While major automakers produced ventilator production during the COVID-19 pandemic, the spirit of vital aid is supported by luxury and performance carmakers as well. Here are the stories with high-octane inspiration.
Jaguar Land Rover staffers in the U.K. prepare to deploy a fleet of Land Rover Defenders to be used by the British Red Cross and National Health Service.
Defenders on the Front Line The long-anticipated new iteration of Land Rover’s Defender has fascinated purist off-roaders, and now there’s an even more compelling reason to fall for this SUV: Parent company Jaguar Land Rover has deployed a global fleet of over 160 vehicles (including 27 Defenders) to emergency response organizations for front-line support. The vehicles are now employed by agencies such as the British Red Cross and National Health Service, as well as the Red Cross in Australia, continental Europe and Africa. And the plan is to deploy even more rugged vehicles over the course of the crisis. “Thanks to Land Rover’s generous support, our emergency response teams… will be able to reach even more people living in isolated communities than we could alone,” says Simon Lewis, head of crisis response for the British Red Cross. It’s only fitting some of the first people to drive this new SUV will be putting it to undeniably good use.
American Hustle Ford (ford.com) and General Motors are dedicating serious assembly line resources to produce both simplified and high-level ventilators for hospitals treating patients with COVID-19. GM is manufacturing more complicated ventilators on behalf of Ventec Life Systems, ramping up to an expected volume of 10,000 powered ventilators per month. Ford was in early on efforts to make masks and hoods for healthcare workers, and is now also producing simplified ventilators for General Electric that do not require electricity. Paid volunteer workers at Ford’s component factories in Ypsilanti, Mich., are working around-the-clock to achieve a volume of 30,000 per month. “Our decision to select Ford was based specifically on speed and our ability to increase capacity as fast as we could,” says Tom Westrick, vice president and chief quality officer for GE’s healthcare division.
Porsche has donated $1 million to United Way.

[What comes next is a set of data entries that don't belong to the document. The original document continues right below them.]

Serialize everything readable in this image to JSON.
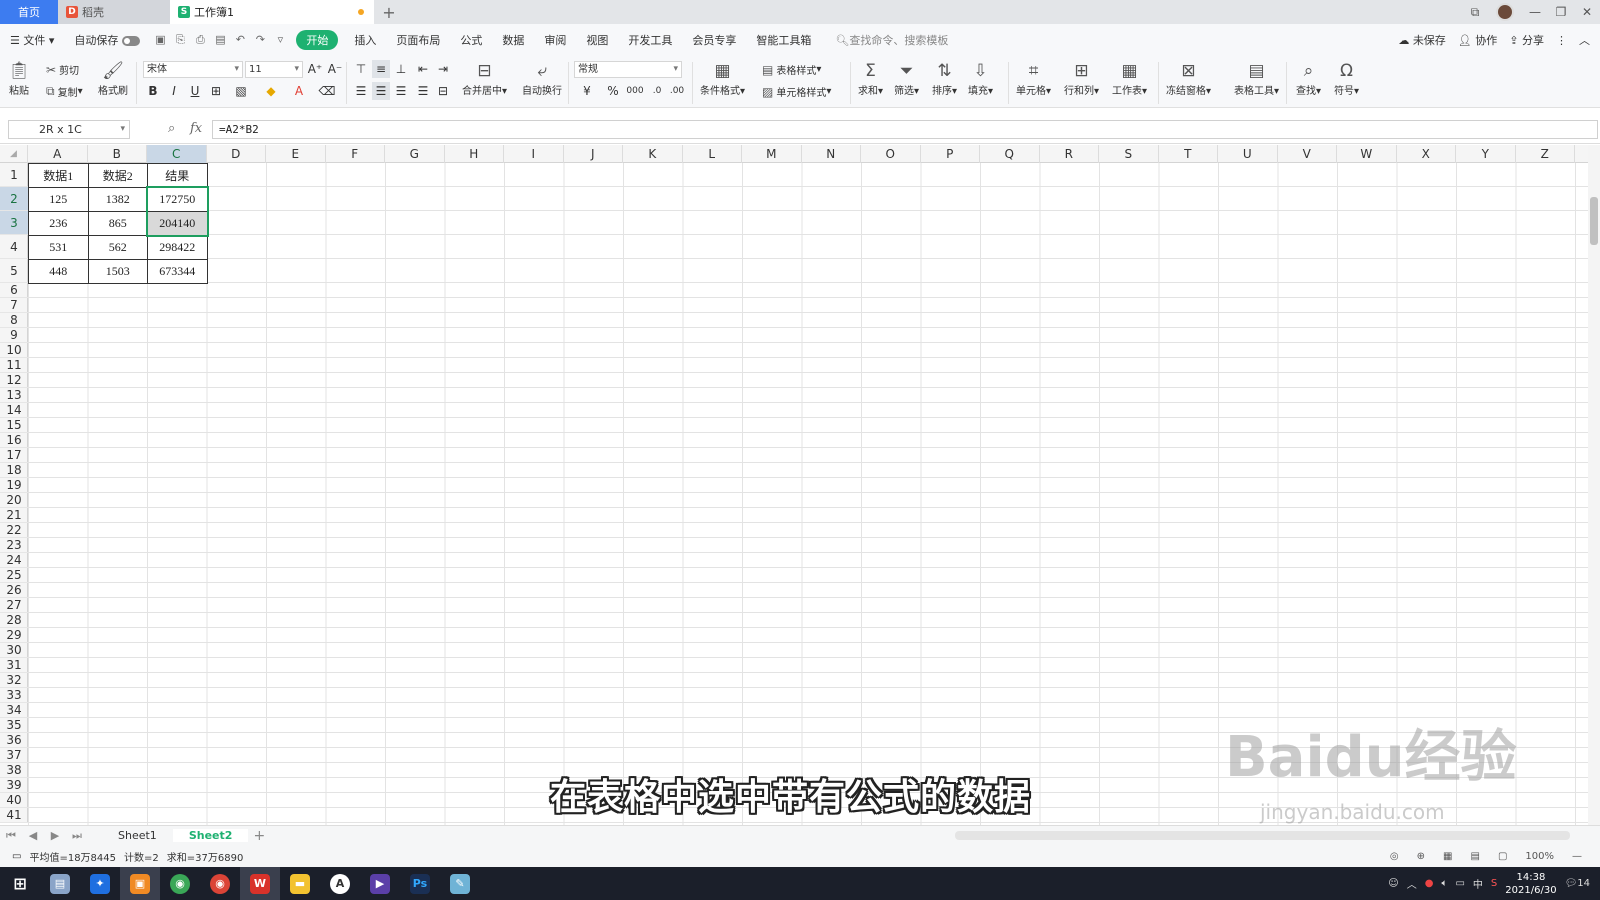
{
  "tabs": {
    "home": "首页",
    "doc": "稻壳",
    "active": "工作簿1"
  },
  "menubar": {
    "file": "文件",
    "autosave": "自动保存",
    "items": [
      "开始",
      "插入",
      "页面布局",
      "公式",
      "数据",
      "审阅",
      "视图",
      "开发工具",
      "会员专享",
      "智能工具箱"
    ],
    "search": "查找命令、搜索模板",
    "unsaved": "未保存",
    "collab": "协作",
    "share": "分享"
  },
  "ribbon": {
    "cut": "剪切",
    "copy": "复制",
    "paste": "粘贴",
    "format_painter": "格式刷",
    "font": "宋体",
    "font_size": "11",
    "merge_center": "合并居中",
    "wrap": "自动换行",
    "number_format": "常规",
    "cond_format": "条件格式",
    "table_style": "表格样式",
    "cell_style": "单元格样式",
    "sum": "求和",
    "filter": "筛选",
    "sort": "排序",
    "fill": "填充",
    "cell": "单元格",
    "row_col": "行和列",
    "worksheet": "工作表",
    "freeze": "冻结窗格",
    "table_tools": "表格工具",
    "find": "查找",
    "symbol": "符号"
  },
  "formula_bar": {
    "name_box": "2R x 1C",
    "fx": "fx",
    "formula": "=A2*B2"
  },
  "columns": [
    "A",
    "B",
    "C",
    "D",
    "E",
    "F",
    "G",
    "H",
    "I",
    "J",
    "K",
    "L",
    "M",
    "N",
    "O",
    "P",
    "Q",
    "R",
    "S",
    "T",
    "U",
    "V",
    "W",
    "X",
    "Y",
    "Z"
  ],
  "rows": [
    "1",
    "2",
    "3",
    "4",
    "5",
    "6",
    "7",
    "8",
    "9",
    "10",
    "11",
    "12",
    "13",
    "14",
    "15",
    "16",
    "17",
    "18",
    "19",
    "20",
    "21",
    "22",
    "23",
    "24",
    "25",
    "26",
    "27",
    "28",
    "29",
    "30",
    "31",
    "32",
    "33",
    "34",
    "35",
    "36",
    "37",
    "38",
    "39",
    "40",
    "41"
  ],
  "table": [
    [
      "数据1",
      "数据2",
      "结果"
    ],
    [
      "125",
      "1382",
      "172750"
    ],
    [
      "236",
      "865",
      "204140"
    ],
    [
      "531",
      "562",
      "298422"
    ],
    [
      "448",
      "1503",
      "673344"
    ]
  ],
  "sheets": [
    "Sheet1",
    "Sheet2"
  ],
  "status": {
    "avg": "平均值=18万8445",
    "count": "计数=2",
    "sum": "求和=37万6890",
    "zoom": "100%"
  },
  "taskbar": {
    "time": "14:38",
    "date": "2021/6/30",
    "lang": "中",
    "notif": "14"
  },
  "overlay": {
    "caption": "在表格中选中带有公式的数据",
    "watermark": "Baidu经验",
    "watermark_url": "jingyan.baidu.com"
  }
}
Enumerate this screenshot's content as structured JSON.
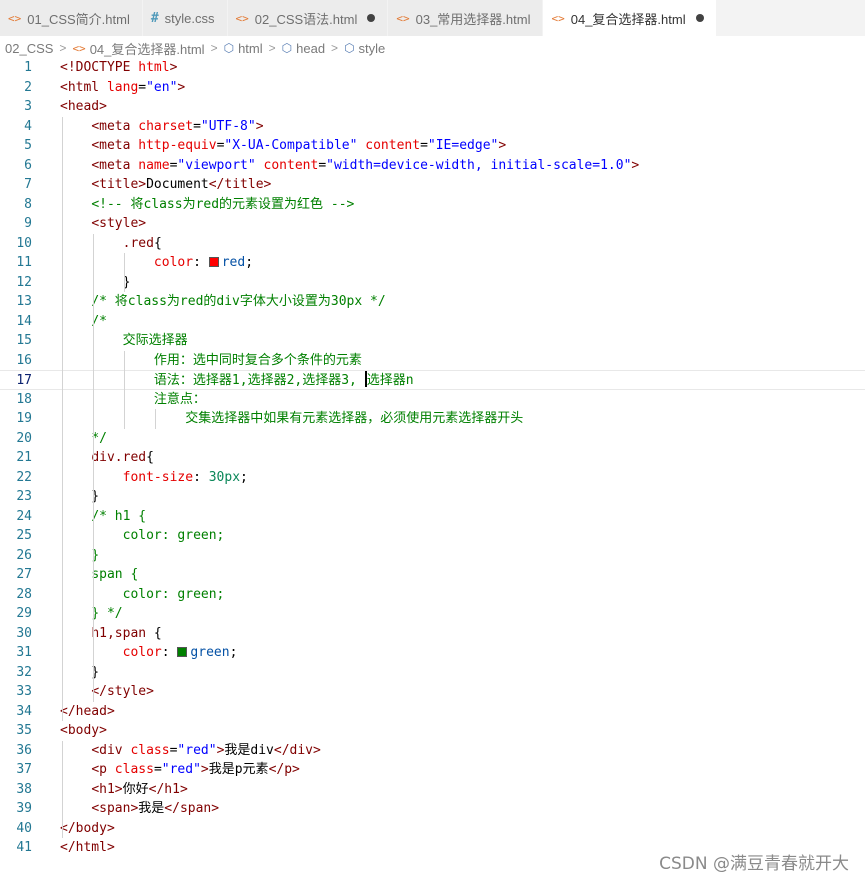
{
  "tabs": [
    {
      "icon": "<>",
      "label": "01_CSS简介.html",
      "type": "html",
      "modified": false,
      "active": false
    },
    {
      "icon": "#",
      "label": "style.css",
      "type": "css",
      "modified": false,
      "active": false
    },
    {
      "icon": "<>",
      "label": "02_CSS语法.html",
      "type": "html",
      "modified": true,
      "active": false
    },
    {
      "icon": "<>",
      "label": "03_常用选择器.html",
      "type": "html",
      "modified": false,
      "active": false
    },
    {
      "icon": "<>",
      "label": "04_复合选择器.html",
      "type": "html",
      "modified": true,
      "active": true
    }
  ],
  "breadcrumb": {
    "folder": "02_CSS",
    "file": "04_复合选择器.html",
    "node1": "html",
    "node2": "head",
    "node3": "style",
    "separator": ">"
  },
  "editor": {
    "current_line": 17,
    "lines": [
      {
        "n": "1",
        "tokens": [
          {
            "c": "tag",
            "t": "<!DOCTYPE "
          },
          {
            "c": "attr",
            "t": "html"
          },
          {
            "c": "tag",
            "t": ">"
          }
        ]
      },
      {
        "n": "2",
        "tokens": [
          {
            "c": "tag",
            "t": "<html "
          },
          {
            "c": "attr",
            "t": "lang"
          },
          {
            "c": "txt",
            "t": "="
          },
          {
            "c": "str",
            "t": "\"en\""
          },
          {
            "c": "tag",
            "t": ">"
          }
        ]
      },
      {
        "n": "3",
        "tokens": [
          {
            "c": "tag",
            "t": "<head>"
          }
        ]
      },
      {
        "n": "4",
        "tokens": [
          {
            "c": "txt",
            "t": "    "
          },
          {
            "c": "tag",
            "t": "<meta "
          },
          {
            "c": "attr",
            "t": "charset"
          },
          {
            "c": "txt",
            "t": "="
          },
          {
            "c": "str",
            "t": "\"UTF-8\""
          },
          {
            "c": "tag",
            "t": ">"
          }
        ]
      },
      {
        "n": "5",
        "tokens": [
          {
            "c": "txt",
            "t": "    "
          },
          {
            "c": "tag",
            "t": "<meta "
          },
          {
            "c": "attr",
            "t": "http-equiv"
          },
          {
            "c": "txt",
            "t": "="
          },
          {
            "c": "str",
            "t": "\"X-UA-Compatible\""
          },
          {
            "c": "txt",
            "t": " "
          },
          {
            "c": "attr",
            "t": "content"
          },
          {
            "c": "txt",
            "t": "="
          },
          {
            "c": "str",
            "t": "\"IE=edge\""
          },
          {
            "c": "tag",
            "t": ">"
          }
        ]
      },
      {
        "n": "6",
        "tokens": [
          {
            "c": "txt",
            "t": "    "
          },
          {
            "c": "tag",
            "t": "<meta "
          },
          {
            "c": "attr",
            "t": "name"
          },
          {
            "c": "txt",
            "t": "="
          },
          {
            "c": "str",
            "t": "\"viewport\""
          },
          {
            "c": "txt",
            "t": " "
          },
          {
            "c": "attr",
            "t": "content"
          },
          {
            "c": "txt",
            "t": "="
          },
          {
            "c": "str",
            "t": "\"width=device-width, initial-scale=1.0\""
          },
          {
            "c": "tag",
            "t": ">"
          }
        ]
      },
      {
        "n": "7",
        "tokens": [
          {
            "c": "txt",
            "t": "    "
          },
          {
            "c": "tag",
            "t": "<title>"
          },
          {
            "c": "txt",
            "t": "Document"
          },
          {
            "c": "tag",
            "t": "</title>"
          }
        ]
      },
      {
        "n": "8",
        "tokens": [
          {
            "c": "txt",
            "t": "    "
          },
          {
            "c": "cmt",
            "t": "<!-- 将class为red的元素设置为红色 -->"
          }
        ]
      },
      {
        "n": "9",
        "tokens": [
          {
            "c": "txt",
            "t": "    "
          },
          {
            "c": "tag",
            "t": "<style>"
          }
        ]
      },
      {
        "n": "10",
        "tokens": [
          {
            "c": "txt",
            "t": "        "
          },
          {
            "c": "sel",
            "t": ".red"
          },
          {
            "c": "txt",
            "t": "{"
          }
        ]
      },
      {
        "n": "11",
        "tokens": [
          {
            "c": "txt",
            "t": "            "
          },
          {
            "c": "prop",
            "t": "color"
          },
          {
            "c": "txt",
            "t": ": "
          },
          {
            "c": "swatch",
            "t": "#ff0000"
          },
          {
            "c": "val",
            "t": "red"
          },
          {
            "c": "txt",
            "t": ";"
          }
        ]
      },
      {
        "n": "12",
        "tokens": [
          {
            "c": "txt",
            "t": "        }"
          }
        ]
      },
      {
        "n": "13",
        "tokens": [
          {
            "c": "txt",
            "t": "    "
          },
          {
            "c": "cmt",
            "t": "/* 将class为red的div字体大小设置为30px */"
          }
        ]
      },
      {
        "n": "14",
        "tokens": [
          {
            "c": "txt",
            "t": "    "
          },
          {
            "c": "cmt",
            "t": "/*"
          }
        ]
      },
      {
        "n": "15",
        "tokens": [
          {
            "c": "txt",
            "t": "        "
          },
          {
            "c": "cmt",
            "t": "交际选择器"
          }
        ]
      },
      {
        "n": "16",
        "tokens": [
          {
            "c": "txt",
            "t": "            "
          },
          {
            "c": "cmt",
            "t": "作用：选中同时复合多个条件的元素"
          }
        ]
      },
      {
        "n": "17",
        "tokens": [
          {
            "c": "txt",
            "t": "            "
          },
          {
            "c": "cmt",
            "t": "语法：选择器1,选择器2,选择器3, "
          },
          {
            "c": "caret",
            "t": ""
          },
          {
            "c": "cmt",
            "t": "选择器n"
          }
        ]
      },
      {
        "n": "18",
        "tokens": [
          {
            "c": "txt",
            "t": "            "
          },
          {
            "c": "cmt",
            "t": "注意点："
          }
        ]
      },
      {
        "n": "19",
        "tokens": [
          {
            "c": "txt",
            "t": "                "
          },
          {
            "c": "cmt",
            "t": "交集选择器中如果有元素选择器，必须使用元素选择器开头"
          }
        ]
      },
      {
        "n": "20",
        "tokens": [
          {
            "c": "txt",
            "t": "    "
          },
          {
            "c": "cmt",
            "t": "*/"
          }
        ]
      },
      {
        "n": "21",
        "tokens": [
          {
            "c": "txt",
            "t": "    "
          },
          {
            "c": "sel",
            "t": "div.red"
          },
          {
            "c": "txt",
            "t": "{"
          }
        ]
      },
      {
        "n": "22",
        "tokens": [
          {
            "c": "txt",
            "t": "        "
          },
          {
            "c": "prop",
            "t": "font-size"
          },
          {
            "c": "txt",
            "t": ": "
          },
          {
            "c": "num",
            "t": "30px"
          },
          {
            "c": "txt",
            "t": ";"
          }
        ]
      },
      {
        "n": "23",
        "tokens": [
          {
            "c": "txt",
            "t": "    }"
          }
        ]
      },
      {
        "n": "24",
        "tokens": [
          {
            "c": "txt",
            "t": "    "
          },
          {
            "c": "cmt",
            "t": "/* h1 {"
          }
        ]
      },
      {
        "n": "25",
        "tokens": [
          {
            "c": "txt",
            "t": "        "
          },
          {
            "c": "cmt",
            "t": "color: green;"
          }
        ]
      },
      {
        "n": "26",
        "tokens": [
          {
            "c": "txt",
            "t": "    "
          },
          {
            "c": "cmt",
            "t": "}"
          }
        ]
      },
      {
        "n": "27",
        "tokens": [
          {
            "c": "txt",
            "t": "    "
          },
          {
            "c": "cmt",
            "t": "span {"
          }
        ]
      },
      {
        "n": "28",
        "tokens": [
          {
            "c": "txt",
            "t": "        "
          },
          {
            "c": "cmt",
            "t": "color: green;"
          }
        ]
      },
      {
        "n": "29",
        "tokens": [
          {
            "c": "txt",
            "t": "    "
          },
          {
            "c": "cmt",
            "t": "} */"
          }
        ]
      },
      {
        "n": "30",
        "tokens": [
          {
            "c": "txt",
            "t": "    "
          },
          {
            "c": "sel",
            "t": "h1,span"
          },
          {
            "c": "txt",
            "t": " {"
          }
        ]
      },
      {
        "n": "31",
        "tokens": [
          {
            "c": "txt",
            "t": "        "
          },
          {
            "c": "prop",
            "t": "color"
          },
          {
            "c": "txt",
            "t": ": "
          },
          {
            "c": "swatch",
            "t": "#008000"
          },
          {
            "c": "val",
            "t": "green"
          },
          {
            "c": "txt",
            "t": ";"
          }
        ]
      },
      {
        "n": "32",
        "tokens": [
          {
            "c": "txt",
            "t": "    }"
          }
        ]
      },
      {
        "n": "33",
        "tokens": [
          {
            "c": "txt",
            "t": "    "
          },
          {
            "c": "tag",
            "t": "</style>"
          }
        ]
      },
      {
        "n": "34",
        "tokens": [
          {
            "c": "tag",
            "t": "</head>"
          }
        ]
      },
      {
        "n": "35",
        "tokens": [
          {
            "c": "tag",
            "t": "<body>"
          }
        ]
      },
      {
        "n": "36",
        "tokens": [
          {
            "c": "txt",
            "t": "    "
          },
          {
            "c": "tag",
            "t": "<div "
          },
          {
            "c": "attr",
            "t": "class"
          },
          {
            "c": "txt",
            "t": "="
          },
          {
            "c": "str",
            "t": "\"red\""
          },
          {
            "c": "tag",
            "t": ">"
          },
          {
            "c": "txt",
            "t": "我是div"
          },
          {
            "c": "tag",
            "t": "</div>"
          }
        ]
      },
      {
        "n": "37",
        "tokens": [
          {
            "c": "txt",
            "t": "    "
          },
          {
            "c": "tag",
            "t": "<p "
          },
          {
            "c": "attr",
            "t": "class"
          },
          {
            "c": "txt",
            "t": "="
          },
          {
            "c": "str",
            "t": "\"red\""
          },
          {
            "c": "tag",
            "t": ">"
          },
          {
            "c": "txt",
            "t": "我是p元素"
          },
          {
            "c": "tag",
            "t": "</p>"
          }
        ]
      },
      {
        "n": "38",
        "tokens": [
          {
            "c": "txt",
            "t": "    "
          },
          {
            "c": "tag",
            "t": "<h1>"
          },
          {
            "c": "txt",
            "t": "你好"
          },
          {
            "c": "tag",
            "t": "</h1>"
          }
        ]
      },
      {
        "n": "39",
        "tokens": [
          {
            "c": "txt",
            "t": "    "
          },
          {
            "c": "tag",
            "t": "<span>"
          },
          {
            "c": "txt",
            "t": "我是"
          },
          {
            "c": "tag",
            "t": "</span>"
          }
        ]
      },
      {
        "n": "40",
        "tokens": [
          {
            "c": "tag",
            "t": "</body>"
          }
        ]
      },
      {
        "n": "41",
        "tokens": [
          {
            "c": "tag",
            "t": "</html>"
          }
        ]
      }
    ]
  },
  "watermark": "CSDN @满豆青春就开大",
  "colors": {
    "tag": "#800000",
    "attribute": "#e50000",
    "string": "#0000ff",
    "comment": "#008000",
    "number": "#098658",
    "value": "#0451a5",
    "line_number": "#237893"
  }
}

Porsche: Global and Local Of course carmaker Porsche Cars North America is enabling new levels of customer and retailer support via expanding online retail options, extending customer lease payments, and offering home pickup and drop-off, among other strategies. In addition, Porsche’s AG corporate donations to charities addressing the needs of people impacted by the virus have expanded to $5 million. “In these times of crisis, we are painfully aware that many food banks receive hardly any food donations,” says Porsche AG CEO Oliver Blume. “That is why we are doubling our donations to them, so that people can continue to be supplied with food.” Porsche Cars North America doubled another donation when it matched a $500,000 winning bid on a 911 Speedster—the last-ever 991 generation to enter and pass down the serial production line—during a charitable auction hosted by RM Sotheby’s in late April. A total of $1 million will be donated to United Way to aid its COVID-19 relief work in the U.S.
R&D staff at Lamborghini are busy making Plexiglas medical shields, while upholstery workers have pivoted to surgical mask production.
Light From Lamborghini The artisans and technicians at Lamborghini’s Sant’Agata Bolognese factory in Italy who typically spend their days crafting fine leather interiors and upholstery and conducting design R&D are now producing surgical masks and Plexiglas shields for healthcare workers—at a rate of 1,000 masks and 200 shields per day. “During this emergency,” says Lamborghini chairman and CEO Stefano Domenicali, “we feel the need to make a concrete contribution. We will win this battle together by working in union, supporting those who are at the forefront of fighting this pandemic every day.”